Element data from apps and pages
==================================================

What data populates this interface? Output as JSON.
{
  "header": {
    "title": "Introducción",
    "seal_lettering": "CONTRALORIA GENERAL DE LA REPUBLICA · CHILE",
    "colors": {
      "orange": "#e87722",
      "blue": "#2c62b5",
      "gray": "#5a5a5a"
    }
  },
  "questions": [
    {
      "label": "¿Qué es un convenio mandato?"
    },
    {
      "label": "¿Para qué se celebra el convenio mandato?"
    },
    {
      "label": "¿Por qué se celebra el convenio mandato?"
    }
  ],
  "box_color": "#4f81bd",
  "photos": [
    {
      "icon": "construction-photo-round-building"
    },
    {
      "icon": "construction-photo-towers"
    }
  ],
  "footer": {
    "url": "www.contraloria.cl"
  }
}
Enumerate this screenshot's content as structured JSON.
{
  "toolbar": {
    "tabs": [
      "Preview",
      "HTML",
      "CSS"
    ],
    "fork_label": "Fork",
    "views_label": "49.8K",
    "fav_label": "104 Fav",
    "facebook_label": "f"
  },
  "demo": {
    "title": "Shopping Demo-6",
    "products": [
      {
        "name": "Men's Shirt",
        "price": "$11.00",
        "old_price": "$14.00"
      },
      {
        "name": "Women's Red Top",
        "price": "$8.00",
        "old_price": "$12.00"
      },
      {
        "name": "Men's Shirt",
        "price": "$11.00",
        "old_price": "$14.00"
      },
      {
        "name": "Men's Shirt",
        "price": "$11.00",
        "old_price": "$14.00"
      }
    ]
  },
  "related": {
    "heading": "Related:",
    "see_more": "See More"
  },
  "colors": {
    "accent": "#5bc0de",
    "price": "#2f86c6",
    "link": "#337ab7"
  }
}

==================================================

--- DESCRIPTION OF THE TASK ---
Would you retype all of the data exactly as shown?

--- SOLUTION TO THE EXERCISE ---
What data populates this interface? Output as JSON.
{
  "header": {
    "title": "Introducción",
    "seal_lettering": "CONTRALORIA GENERAL DE LA REPUBLICA · CHILE",
    "colors": {
      "orange": "#e87722",
      "blue": "#2c62b5",
      "gray": "#5a5a5a"
    }
  },
  "questions": [
    {
      "label": "¿Qué es un convenio mandato?"
    },
    {
      "label": "¿Para qué se celebra el convenio mandato?"
    },
    {
      "label": "¿Por qué se celebra el convenio mandato?"
    }
  ],
  "box_color": "#4f81bd",
  "photos": [
    {
      "icon": "construction-photo-round-building"
    },
    {
      "icon": "construction-photo-towers"
    }
  ],
  "footer": {
    "url": "www.contraloria.cl"
  }
}
Enumerate this screenshot's content as structured JSON.
{
  "toolbar": {
    "tabs": [
      "Preview",
      "HTML",
      "CSS"
    ],
    "fork_label": "Fork",
    "views_label": "49.8K",
    "fav_label": "104 Fav",
    "facebook_label": "f"
  },
  "demo": {
    "title": "Shopping Demo-6",
    "products": [
      {
        "name": "Men's Shirt",
        "price": "$11.00",
        "old_price": "$14.00"
      },
      {
        "name": "Women's Red Top",
        "price": "$8.00",
        "old_price": "$12.00"
      },
      {
        "name": "Men's Shirt",
        "price": "$11.00",
        "old_price": "$14.00"
      },
      {
        "name": "Men's Shirt",
        "price": "$11.00",
        "old_price": "$14.00"
      }
    ]
  },
  "related": {
    "heading": "Related:",
    "see_more": "See More"
  },
  "colors": {
    "accent": "#5bc0de",
    "price": "#2f86c6",
    "link": "#337ab7"
  }
}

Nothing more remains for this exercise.